Not at all bitter as some other green vegetables can be, it has a sweet mild flavour, like a Brassica, but sweeter and juicier I guess?
In Vietnam, Kang Kong is eaten raw as part of a salad or included in soup. Elsewhere it is usually quickly cooked, such as stir-fried with a savoury paste or chillies.
Chuck in the stem first as the leaves and tips take only a few seconds to wilt.
Kang Kong is high in carotenoids, including Lutein and Pro-Vitamin A. It contains significant amounts of Calcium and Iron and many other Minerals.
Apparently “Eaten in very large quantities, Kang Kong can act as a mild laxative due to the fiber content”. Never had that issue myself, and I eat heaps, but you never know. Forewarned is forearmed I guess?
Super easy to grow, and we normally do it a couple different ways.

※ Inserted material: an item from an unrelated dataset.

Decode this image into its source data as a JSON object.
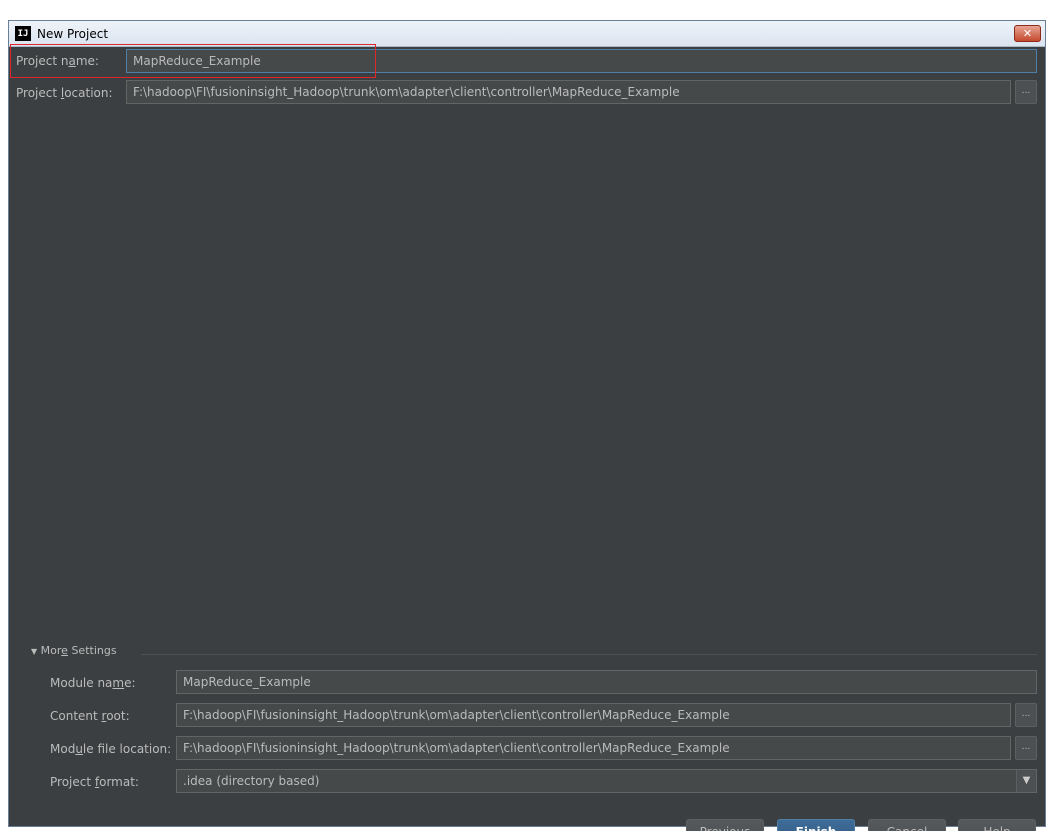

The easiest is to just wack it in a pot and sit the pot on a plate with water in it.
The second and best way is Aquaponics or self-watering pots. Pretty simple to buy the shop ones, or you can get a big bucket or tub, and half way up the side of it, wack in a drainage hole about as big as a pencil hole. There must be no holes in the bottom of the tub, as its important the water pools in the bottom, inbetween the spaces in the rock and rubble filler.
Just like a little spring or soak.

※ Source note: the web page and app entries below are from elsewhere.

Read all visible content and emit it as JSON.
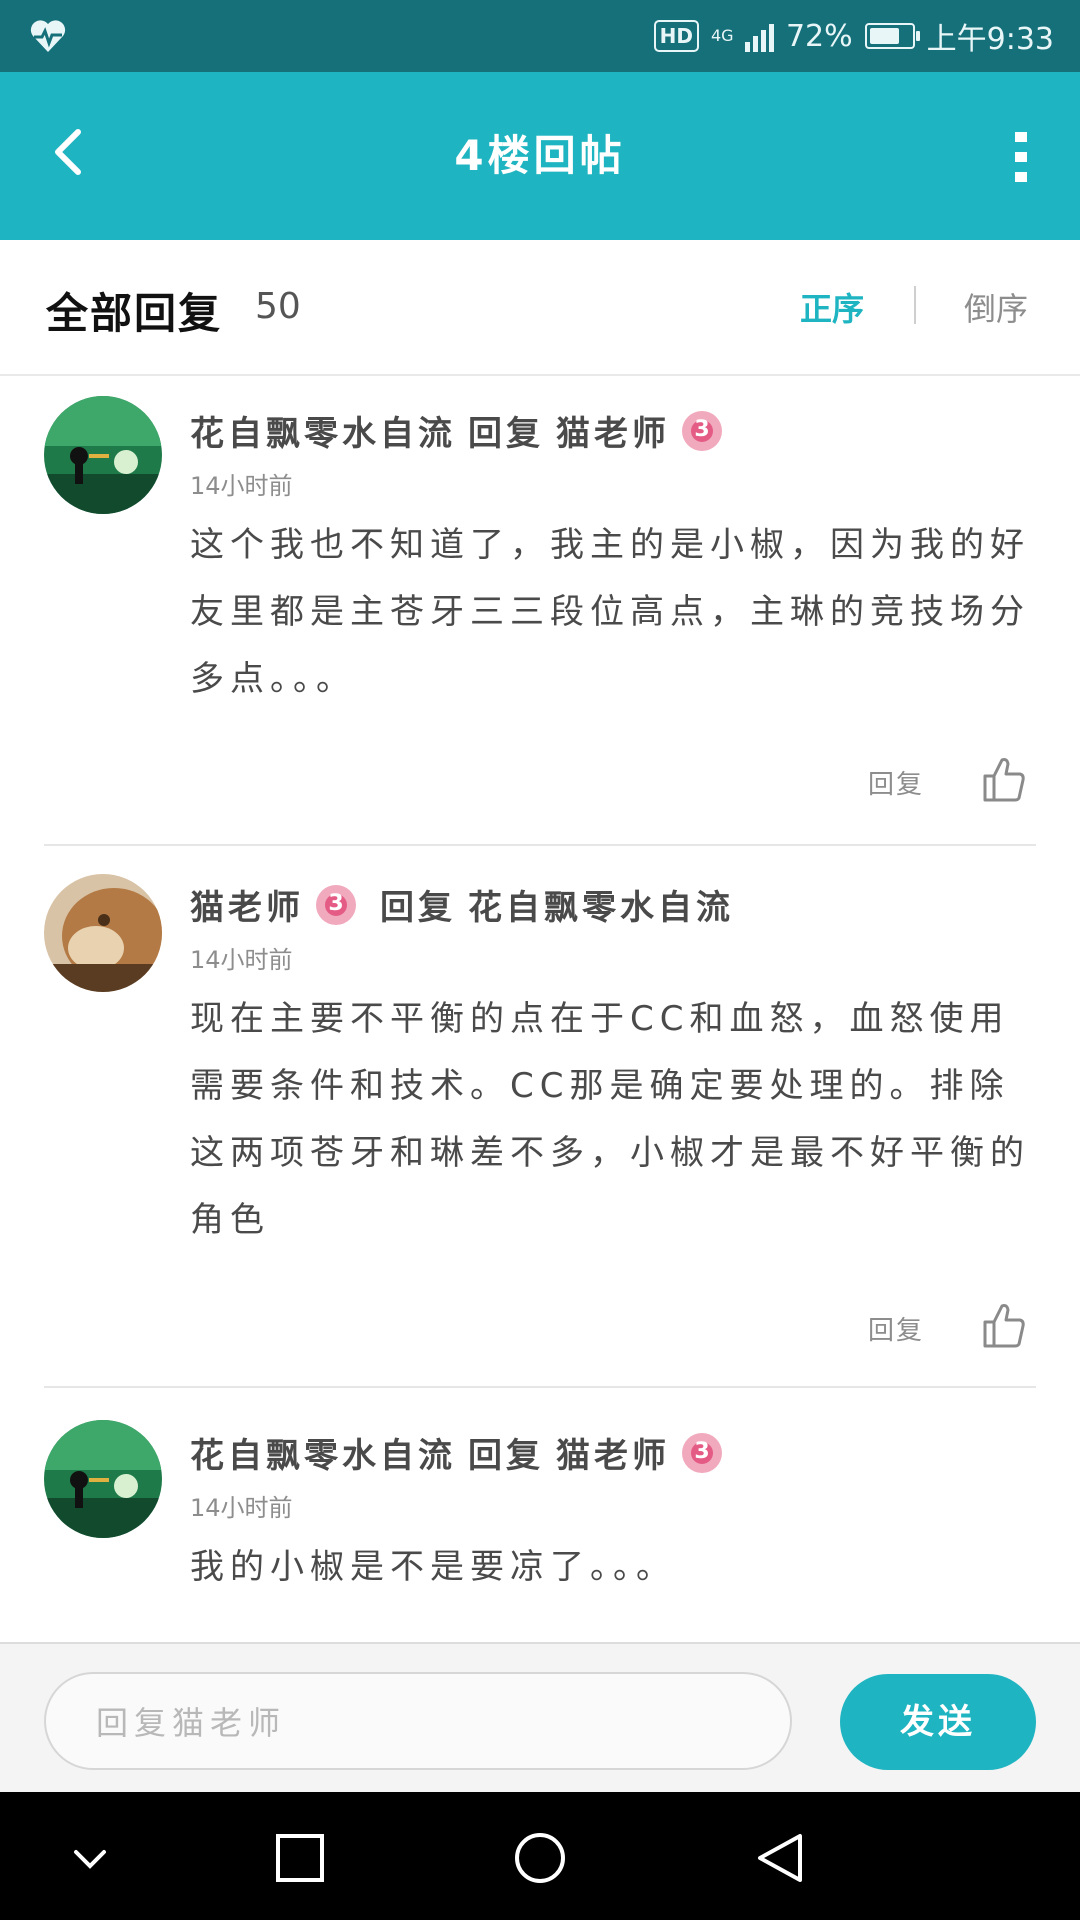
{
  "status_bar": {
    "hd": "HD",
    "network": "4G",
    "battery": "72%",
    "battery_level": 0.72,
    "time": "上午9:33",
    "icons": [
      "heart-pulse-icon",
      "signal-icon",
      "battery-icon"
    ]
  },
  "app_bar": {
    "title": "4楼回帖",
    "icons": [
      "back-arrow-icon",
      "more-vertical-icon"
    ]
  },
  "header": {
    "label": "全部回复",
    "count": "50",
    "sort_asc": "正序",
    "sort_desc": "倒序"
  },
  "colors": {
    "accent": "#1fb4c1",
    "status": "#15707a",
    "level": "#e45c86"
  },
  "comments": [
    {
      "author": "花自飘零水自流",
      "reply_word": "回复",
      "target": "猫老师",
      "level": "3",
      "time": "14小时前",
      "text": "这个我也不知道了，我主的是小椒，因为我的好友里都是主苍牙三三段位高点，主琳的竞技场分多点。。。",
      "reply_label": "回复"
    },
    {
      "author": "猫老师",
      "level": "3",
      "reply_word": "回复",
      "target": "花自飘零水自流",
      "time": "14小时前",
      "text": "现在主要不平衡的点在于CC和血怒，血怒使用需要条件和技术。CC那是确定要处理的。排除这两项苍牙和琳差不多，小椒才是最不好平衡的角色",
      "reply_label": "回复"
    },
    {
      "author": "花自飘零水自流",
      "reply_word": "回复",
      "target": "猫老师",
      "level": "3",
      "time": "14小时前",
      "text": "我的小椒是不是要凉了。。。"
    }
  ],
  "composer": {
    "placeholder": "回复猫老师",
    "send_label": "发送"
  },
  "nav_bar": {
    "icons": [
      "chevron-down-icon",
      "square-icon",
      "circle-icon",
      "triangle-back-icon"
    ]
  }
}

Half fill the tub with stones, gravel broken pottery, glass or concrete chips or even cut up plastic chips or some other chunky bulky, cheap, slow degrading filler. Place a bit of shade cloth or fly mesh, or any other man made (so it doesn’t rot too quickly) netting type material on top to stop the roots going all the way to the bottom and filling all the little spaces that are going to be filled with water.
Fill with the rest up with soil as normal, add the plant and really water well. No mozzie issues at all ever, and super low maintenance. Trim the overhanging shoots and leaves for salads, teas, and tonics, and water once a blue moon!
The third way we grow them is we just shoved it in the ground on the shore line of the dam/pond. That’s it.
Now there is a mat of it. If the water level rises and falls heaps with the weather/drought (like ours does) just rip out a handful and shove it in the shore line as the dam level retreats. The dried out stuff will come back to life easily with the rising water in the next rain and the submerged stuff grows really well and is a great food and habitat for the frogs and fish!
Great for stabilizing dam walls and banks!
Well there you go, another useful, low maintenance edible herb, to add to the collection.
Grown by us organically, no nasties, no chems, no problems!!!